Data about app and page elements
::::

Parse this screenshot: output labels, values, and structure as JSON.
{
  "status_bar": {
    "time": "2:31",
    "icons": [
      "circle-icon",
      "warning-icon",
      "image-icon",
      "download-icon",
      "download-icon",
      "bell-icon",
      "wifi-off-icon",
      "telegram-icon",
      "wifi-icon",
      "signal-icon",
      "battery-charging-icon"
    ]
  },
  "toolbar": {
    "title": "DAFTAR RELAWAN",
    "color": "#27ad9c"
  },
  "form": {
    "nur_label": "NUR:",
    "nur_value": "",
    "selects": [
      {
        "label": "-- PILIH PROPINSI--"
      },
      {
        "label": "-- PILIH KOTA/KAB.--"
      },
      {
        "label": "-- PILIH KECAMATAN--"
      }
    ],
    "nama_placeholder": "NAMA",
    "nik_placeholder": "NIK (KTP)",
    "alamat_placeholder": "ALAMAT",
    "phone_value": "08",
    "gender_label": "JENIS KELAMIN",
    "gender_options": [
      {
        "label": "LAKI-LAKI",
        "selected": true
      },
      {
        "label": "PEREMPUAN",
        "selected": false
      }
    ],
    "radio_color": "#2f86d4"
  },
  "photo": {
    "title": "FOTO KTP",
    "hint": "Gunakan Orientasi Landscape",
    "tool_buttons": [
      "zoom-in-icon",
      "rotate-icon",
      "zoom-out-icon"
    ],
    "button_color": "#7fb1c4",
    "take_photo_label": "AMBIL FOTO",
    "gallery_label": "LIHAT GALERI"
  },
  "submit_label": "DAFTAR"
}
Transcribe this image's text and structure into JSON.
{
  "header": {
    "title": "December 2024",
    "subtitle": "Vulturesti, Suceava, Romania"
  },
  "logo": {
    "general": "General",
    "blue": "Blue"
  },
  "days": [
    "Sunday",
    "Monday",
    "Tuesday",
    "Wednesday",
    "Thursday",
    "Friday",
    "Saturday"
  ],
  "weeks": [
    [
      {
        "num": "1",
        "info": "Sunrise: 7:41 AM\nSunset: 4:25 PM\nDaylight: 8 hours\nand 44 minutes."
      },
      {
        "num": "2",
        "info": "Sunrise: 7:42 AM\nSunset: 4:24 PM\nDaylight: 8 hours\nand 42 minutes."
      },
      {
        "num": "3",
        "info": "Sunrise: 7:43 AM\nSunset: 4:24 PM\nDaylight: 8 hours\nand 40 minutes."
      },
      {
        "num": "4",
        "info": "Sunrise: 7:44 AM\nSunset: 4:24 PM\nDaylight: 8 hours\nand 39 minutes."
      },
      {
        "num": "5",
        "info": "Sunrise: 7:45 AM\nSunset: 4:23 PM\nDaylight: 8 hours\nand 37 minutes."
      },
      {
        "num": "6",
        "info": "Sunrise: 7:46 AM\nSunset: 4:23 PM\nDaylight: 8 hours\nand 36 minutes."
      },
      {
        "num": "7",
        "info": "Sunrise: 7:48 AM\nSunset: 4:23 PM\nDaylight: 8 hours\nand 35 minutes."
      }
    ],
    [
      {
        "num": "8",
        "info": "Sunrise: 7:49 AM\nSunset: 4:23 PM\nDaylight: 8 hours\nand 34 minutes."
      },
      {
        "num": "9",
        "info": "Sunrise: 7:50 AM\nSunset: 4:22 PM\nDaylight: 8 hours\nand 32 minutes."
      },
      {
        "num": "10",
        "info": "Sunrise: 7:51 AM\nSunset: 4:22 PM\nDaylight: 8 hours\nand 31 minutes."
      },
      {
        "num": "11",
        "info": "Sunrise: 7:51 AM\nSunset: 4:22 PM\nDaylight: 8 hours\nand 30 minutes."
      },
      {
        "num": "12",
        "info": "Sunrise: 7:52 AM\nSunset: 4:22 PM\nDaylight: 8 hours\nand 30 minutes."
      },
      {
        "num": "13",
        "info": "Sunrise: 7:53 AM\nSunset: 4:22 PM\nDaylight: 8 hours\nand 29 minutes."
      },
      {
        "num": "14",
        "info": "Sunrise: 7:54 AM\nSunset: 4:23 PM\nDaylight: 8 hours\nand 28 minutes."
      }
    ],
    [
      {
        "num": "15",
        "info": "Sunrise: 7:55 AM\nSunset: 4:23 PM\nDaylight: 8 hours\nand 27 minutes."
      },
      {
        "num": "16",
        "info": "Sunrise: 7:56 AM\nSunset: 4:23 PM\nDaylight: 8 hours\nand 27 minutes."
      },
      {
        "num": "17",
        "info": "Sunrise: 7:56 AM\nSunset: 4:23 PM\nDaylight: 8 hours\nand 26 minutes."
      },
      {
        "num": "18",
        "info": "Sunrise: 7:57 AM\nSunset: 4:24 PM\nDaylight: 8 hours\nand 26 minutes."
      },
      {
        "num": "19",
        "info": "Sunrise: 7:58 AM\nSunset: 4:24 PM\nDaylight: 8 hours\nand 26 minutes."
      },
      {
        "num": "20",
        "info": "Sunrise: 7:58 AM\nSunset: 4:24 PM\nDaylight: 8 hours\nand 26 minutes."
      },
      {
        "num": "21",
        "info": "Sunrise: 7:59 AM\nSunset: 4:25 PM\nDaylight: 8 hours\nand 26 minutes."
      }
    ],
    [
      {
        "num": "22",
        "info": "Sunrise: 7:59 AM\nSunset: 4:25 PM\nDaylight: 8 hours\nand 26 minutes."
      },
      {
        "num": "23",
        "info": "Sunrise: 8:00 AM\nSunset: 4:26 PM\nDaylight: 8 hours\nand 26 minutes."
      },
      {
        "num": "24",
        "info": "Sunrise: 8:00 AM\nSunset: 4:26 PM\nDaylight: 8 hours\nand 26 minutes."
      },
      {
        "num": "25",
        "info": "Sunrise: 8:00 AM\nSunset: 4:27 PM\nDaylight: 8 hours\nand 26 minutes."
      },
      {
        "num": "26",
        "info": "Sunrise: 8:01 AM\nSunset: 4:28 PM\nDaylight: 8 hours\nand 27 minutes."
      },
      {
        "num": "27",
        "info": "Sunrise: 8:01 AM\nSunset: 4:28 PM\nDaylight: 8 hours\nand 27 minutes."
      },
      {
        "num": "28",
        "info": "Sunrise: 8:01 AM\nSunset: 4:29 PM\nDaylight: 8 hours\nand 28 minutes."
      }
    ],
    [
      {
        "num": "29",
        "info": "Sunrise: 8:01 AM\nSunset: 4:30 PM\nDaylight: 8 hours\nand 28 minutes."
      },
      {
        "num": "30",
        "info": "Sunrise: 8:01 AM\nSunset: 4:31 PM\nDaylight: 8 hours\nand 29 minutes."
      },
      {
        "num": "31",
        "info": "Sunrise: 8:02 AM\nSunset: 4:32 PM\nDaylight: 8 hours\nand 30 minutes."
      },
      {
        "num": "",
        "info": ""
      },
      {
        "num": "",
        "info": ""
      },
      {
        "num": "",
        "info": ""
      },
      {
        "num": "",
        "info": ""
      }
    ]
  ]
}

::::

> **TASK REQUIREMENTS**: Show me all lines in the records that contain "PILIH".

> **ANSWER FOR THE TASK**:
        "label": "-- PILIH PROPINSI--"
        "label": "-- PILIH KOTA/KAB.--"
        "label": "-- PILIH KECAMATAN--"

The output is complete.